- _EXERCISE BRIEF_: Within the data that follows, how many lines carry the string "account"? Give the number alone.

** Opening DATA RECORDS block **

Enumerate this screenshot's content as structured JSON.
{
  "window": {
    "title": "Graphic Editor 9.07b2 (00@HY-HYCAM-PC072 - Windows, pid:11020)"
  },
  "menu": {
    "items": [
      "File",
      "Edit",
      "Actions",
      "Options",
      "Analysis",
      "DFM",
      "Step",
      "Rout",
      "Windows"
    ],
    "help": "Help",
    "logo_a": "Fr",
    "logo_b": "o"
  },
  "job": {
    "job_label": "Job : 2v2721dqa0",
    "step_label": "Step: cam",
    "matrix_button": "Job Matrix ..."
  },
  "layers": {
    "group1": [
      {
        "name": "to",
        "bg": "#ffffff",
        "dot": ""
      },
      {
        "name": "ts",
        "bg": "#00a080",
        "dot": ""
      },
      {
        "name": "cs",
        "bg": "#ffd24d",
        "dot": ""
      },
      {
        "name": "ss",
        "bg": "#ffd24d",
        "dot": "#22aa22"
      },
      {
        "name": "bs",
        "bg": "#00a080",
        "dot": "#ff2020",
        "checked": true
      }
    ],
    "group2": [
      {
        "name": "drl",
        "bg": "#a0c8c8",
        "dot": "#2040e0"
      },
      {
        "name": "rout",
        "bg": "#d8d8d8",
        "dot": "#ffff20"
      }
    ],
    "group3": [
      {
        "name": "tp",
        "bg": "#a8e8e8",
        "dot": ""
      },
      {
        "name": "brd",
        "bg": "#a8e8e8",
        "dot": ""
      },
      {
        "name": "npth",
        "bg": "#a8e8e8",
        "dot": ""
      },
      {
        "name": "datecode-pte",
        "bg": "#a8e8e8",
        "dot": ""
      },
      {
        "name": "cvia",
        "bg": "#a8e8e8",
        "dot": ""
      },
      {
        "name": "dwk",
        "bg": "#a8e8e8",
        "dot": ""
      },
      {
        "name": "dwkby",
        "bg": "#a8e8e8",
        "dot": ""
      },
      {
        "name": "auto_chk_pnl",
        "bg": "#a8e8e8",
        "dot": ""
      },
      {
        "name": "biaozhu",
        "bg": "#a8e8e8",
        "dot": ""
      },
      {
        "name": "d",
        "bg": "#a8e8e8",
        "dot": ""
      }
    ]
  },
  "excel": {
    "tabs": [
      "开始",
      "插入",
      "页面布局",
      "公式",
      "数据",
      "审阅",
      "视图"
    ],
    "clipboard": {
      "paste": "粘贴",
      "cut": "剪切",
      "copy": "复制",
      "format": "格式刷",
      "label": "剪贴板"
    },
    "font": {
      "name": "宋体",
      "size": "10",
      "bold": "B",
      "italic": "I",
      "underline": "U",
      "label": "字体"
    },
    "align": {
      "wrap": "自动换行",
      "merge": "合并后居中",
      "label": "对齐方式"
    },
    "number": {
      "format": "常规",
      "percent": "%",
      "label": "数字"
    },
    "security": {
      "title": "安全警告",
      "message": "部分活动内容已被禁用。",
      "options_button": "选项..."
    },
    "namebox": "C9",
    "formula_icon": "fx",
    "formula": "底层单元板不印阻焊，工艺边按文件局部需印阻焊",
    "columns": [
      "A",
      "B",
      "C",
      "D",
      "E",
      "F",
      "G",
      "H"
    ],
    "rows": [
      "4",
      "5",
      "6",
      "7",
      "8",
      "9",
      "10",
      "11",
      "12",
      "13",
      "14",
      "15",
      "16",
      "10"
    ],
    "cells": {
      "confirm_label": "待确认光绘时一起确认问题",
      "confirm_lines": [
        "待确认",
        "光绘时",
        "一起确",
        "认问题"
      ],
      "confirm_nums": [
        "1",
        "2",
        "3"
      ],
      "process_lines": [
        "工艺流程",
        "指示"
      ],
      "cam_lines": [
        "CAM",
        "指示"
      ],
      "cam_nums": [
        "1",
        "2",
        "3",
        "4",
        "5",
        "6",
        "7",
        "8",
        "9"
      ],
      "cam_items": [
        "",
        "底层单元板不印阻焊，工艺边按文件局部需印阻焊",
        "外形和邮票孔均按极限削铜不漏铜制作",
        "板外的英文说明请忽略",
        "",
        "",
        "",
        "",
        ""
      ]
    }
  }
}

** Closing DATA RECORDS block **
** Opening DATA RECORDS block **

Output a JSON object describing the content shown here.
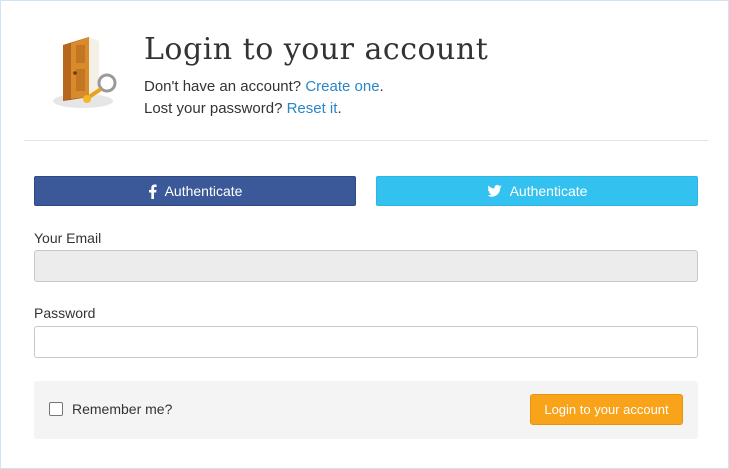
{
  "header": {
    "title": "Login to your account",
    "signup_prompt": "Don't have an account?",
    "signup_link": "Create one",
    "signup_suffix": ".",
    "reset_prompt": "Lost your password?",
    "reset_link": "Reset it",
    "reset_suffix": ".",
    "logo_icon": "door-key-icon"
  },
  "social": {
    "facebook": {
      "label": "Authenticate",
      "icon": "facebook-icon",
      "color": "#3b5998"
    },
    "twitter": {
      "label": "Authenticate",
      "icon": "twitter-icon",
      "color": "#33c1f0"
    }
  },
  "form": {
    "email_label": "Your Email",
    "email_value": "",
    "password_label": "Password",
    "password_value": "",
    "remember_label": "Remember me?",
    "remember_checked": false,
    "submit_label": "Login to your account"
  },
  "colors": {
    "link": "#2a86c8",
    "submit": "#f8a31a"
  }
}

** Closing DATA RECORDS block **

- _EXERCISE RESULT_: 3